_YOUR ASSIGNMENT_:
Through to the final line, write out the records below exactly, omitting any images they contain.

==================================================

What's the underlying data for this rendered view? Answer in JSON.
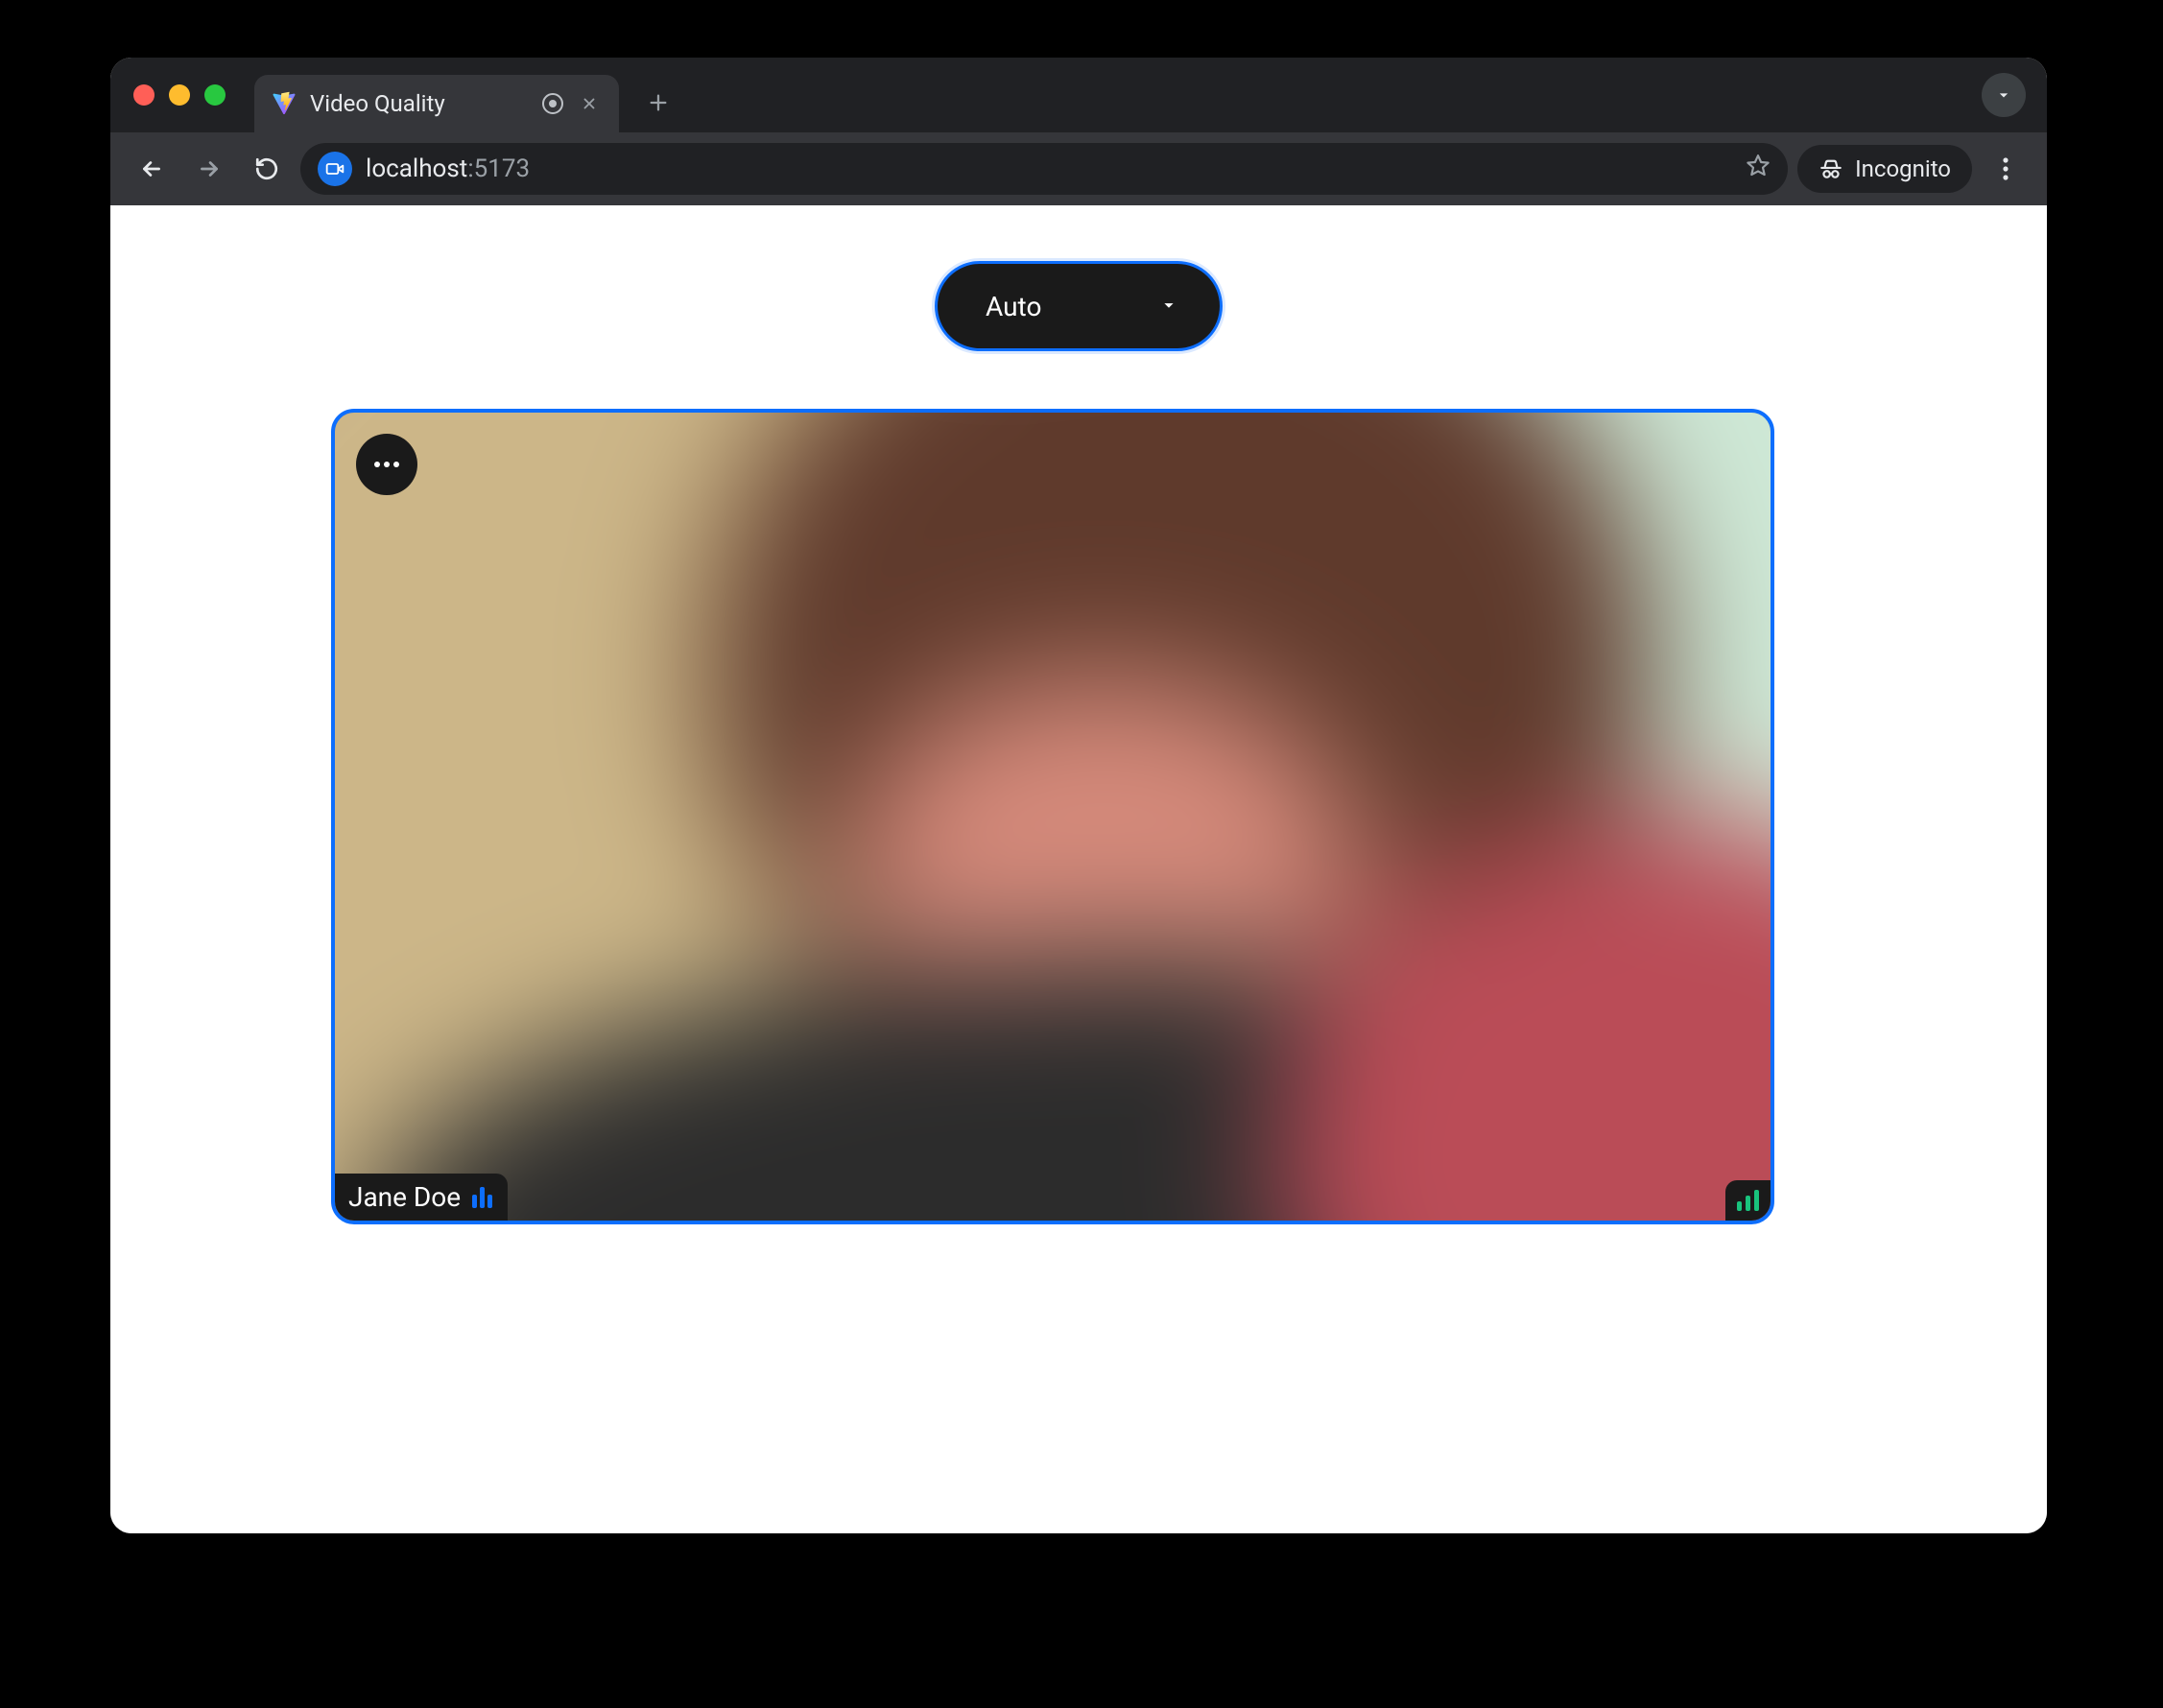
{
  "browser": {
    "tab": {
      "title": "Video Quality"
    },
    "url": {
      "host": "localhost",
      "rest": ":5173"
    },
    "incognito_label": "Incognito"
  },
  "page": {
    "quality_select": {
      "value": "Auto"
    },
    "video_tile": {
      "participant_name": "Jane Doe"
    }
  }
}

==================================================

_ANSWER_:
What's the underlying data for this rendered view? Answer in JSON.
{
  "browser": {
    "tab": {
      "title": "Video Quality"
    },
    "url": {
      "host": "localhost",
      "rest": ":5173"
    },
    "incognito_label": "Incognito"
  },
  "page": {
    "quality_select": {
      "value": "Auto"
    },
    "video_tile": {
      "participant_name": "Jane Doe"
    }
  }
}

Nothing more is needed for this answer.